Beijing removed 180,000 old and polluting vehicles from its roads in the first four months of 2017, the Chinese capital's environmental bureau has said, as part of its efforts to tackle congestion and cut smog.
Beijing removed 180,000 old and polluting vehicles from its roads in the first four months of 2017, the Chinese capital’s environmental bureau has said, as part of its efforts to tackle congestion and cut smog. An action plan published in 2015 committed Beijing to removing a total of 1 million ageing vehicles over the 2013-2017 period. Beijing needs to take 300,000 off the road this year to meet the target. The Beijing Municipal Environmental Protection Bureau said late on Thursday the capital has a total of 5.7 million vehicles, responsible for half of the city’s nitrogen oxide emissions, a major source of smog.
Traffic is responsible for 31 percent of Beijing’s total particulate matter, environment minister Chen Jining said earlier this year. The city has promised extraordinary measures this year to meet its 2013-2017 air pollution targets following a spike in smog in the region in January and February. Average readings of small breathable particles known as PM2.5 reached 95 micrograms per cubic metre in Beijing in the first two months of 2017, up 69.6 percent from the same period of last year.

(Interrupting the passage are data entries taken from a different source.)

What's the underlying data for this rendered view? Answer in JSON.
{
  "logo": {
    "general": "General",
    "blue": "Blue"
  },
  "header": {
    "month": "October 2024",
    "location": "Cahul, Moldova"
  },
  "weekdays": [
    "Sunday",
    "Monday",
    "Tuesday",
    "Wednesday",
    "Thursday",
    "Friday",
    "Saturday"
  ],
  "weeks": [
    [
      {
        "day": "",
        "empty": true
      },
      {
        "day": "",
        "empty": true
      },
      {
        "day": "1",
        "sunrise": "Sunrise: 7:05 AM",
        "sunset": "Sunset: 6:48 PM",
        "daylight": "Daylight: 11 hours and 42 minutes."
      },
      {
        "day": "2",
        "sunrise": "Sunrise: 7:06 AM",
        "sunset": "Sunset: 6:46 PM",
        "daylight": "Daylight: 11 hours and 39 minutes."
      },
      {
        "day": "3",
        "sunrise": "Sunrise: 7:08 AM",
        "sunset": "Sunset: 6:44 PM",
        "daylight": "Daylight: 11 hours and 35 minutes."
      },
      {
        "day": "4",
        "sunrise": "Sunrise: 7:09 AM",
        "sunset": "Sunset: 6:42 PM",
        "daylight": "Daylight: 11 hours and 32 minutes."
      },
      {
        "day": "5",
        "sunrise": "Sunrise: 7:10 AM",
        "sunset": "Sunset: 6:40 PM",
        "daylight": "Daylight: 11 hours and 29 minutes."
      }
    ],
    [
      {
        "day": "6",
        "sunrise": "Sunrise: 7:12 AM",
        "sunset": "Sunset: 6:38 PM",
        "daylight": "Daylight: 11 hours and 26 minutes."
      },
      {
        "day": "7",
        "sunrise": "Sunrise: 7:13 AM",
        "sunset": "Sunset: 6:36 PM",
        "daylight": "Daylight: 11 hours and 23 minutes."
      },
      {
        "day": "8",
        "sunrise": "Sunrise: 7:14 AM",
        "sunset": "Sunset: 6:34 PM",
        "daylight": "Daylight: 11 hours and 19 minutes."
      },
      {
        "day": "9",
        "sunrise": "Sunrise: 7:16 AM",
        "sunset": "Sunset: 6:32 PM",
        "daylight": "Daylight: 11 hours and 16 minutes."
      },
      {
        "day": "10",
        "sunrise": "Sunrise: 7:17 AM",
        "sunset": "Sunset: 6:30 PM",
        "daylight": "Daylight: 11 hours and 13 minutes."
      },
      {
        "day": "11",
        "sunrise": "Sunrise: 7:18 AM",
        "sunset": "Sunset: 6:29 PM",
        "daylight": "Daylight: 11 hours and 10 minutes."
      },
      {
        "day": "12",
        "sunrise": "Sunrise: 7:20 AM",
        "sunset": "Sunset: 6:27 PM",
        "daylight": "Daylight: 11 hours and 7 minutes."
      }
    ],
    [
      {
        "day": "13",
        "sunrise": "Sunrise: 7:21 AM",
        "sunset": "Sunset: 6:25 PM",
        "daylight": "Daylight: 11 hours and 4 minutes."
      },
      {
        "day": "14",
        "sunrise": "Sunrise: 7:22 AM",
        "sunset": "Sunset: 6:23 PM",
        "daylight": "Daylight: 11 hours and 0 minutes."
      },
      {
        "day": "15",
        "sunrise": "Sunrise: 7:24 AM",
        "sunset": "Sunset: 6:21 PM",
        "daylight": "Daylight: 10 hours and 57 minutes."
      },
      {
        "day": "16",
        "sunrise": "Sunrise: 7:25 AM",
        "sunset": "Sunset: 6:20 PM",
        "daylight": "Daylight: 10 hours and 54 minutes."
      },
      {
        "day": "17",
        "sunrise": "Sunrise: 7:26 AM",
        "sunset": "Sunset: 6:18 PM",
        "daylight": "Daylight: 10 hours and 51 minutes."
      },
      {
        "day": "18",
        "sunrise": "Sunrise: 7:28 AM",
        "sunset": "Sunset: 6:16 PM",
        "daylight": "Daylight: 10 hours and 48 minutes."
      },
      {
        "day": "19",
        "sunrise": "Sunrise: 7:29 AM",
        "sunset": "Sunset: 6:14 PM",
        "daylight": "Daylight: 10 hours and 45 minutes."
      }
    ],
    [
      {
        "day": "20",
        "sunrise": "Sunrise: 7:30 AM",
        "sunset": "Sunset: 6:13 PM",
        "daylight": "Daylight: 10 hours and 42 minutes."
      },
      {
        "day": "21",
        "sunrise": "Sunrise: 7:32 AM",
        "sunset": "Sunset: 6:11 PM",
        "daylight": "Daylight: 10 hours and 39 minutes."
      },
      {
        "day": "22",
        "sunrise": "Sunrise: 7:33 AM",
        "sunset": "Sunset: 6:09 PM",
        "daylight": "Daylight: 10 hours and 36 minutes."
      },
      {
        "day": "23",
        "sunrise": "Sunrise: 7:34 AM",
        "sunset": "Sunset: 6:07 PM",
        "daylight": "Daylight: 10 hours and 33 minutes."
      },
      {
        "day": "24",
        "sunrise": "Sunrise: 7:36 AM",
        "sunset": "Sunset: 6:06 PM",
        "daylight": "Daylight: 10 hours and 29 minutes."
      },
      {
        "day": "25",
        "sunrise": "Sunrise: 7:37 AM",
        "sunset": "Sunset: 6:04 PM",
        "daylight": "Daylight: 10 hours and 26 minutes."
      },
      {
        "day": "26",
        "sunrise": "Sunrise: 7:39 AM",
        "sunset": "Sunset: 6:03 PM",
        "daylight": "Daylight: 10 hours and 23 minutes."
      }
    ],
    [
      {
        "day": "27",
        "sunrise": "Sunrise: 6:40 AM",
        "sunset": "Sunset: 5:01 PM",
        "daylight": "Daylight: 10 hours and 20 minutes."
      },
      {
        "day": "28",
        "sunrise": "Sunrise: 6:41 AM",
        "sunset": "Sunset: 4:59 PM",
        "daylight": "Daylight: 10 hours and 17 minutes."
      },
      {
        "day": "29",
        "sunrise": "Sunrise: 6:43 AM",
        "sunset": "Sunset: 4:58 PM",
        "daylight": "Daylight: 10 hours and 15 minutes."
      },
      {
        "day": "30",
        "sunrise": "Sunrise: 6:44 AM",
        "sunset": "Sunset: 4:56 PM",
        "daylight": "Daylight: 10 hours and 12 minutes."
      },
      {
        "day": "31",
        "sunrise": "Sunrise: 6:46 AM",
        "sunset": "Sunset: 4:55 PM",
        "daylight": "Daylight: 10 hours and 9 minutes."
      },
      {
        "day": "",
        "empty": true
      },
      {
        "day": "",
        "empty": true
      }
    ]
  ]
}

The World Health Organization recommends concentrations of just 10 micrograms. The city aims to bring the average down to around 60 micrograms this year, a cut of more than 25 percent from 2012 levels. Dust storms sweeping across northern China sent PM2.5 readings to 630 micrograms in parts of Beijing on Thursday.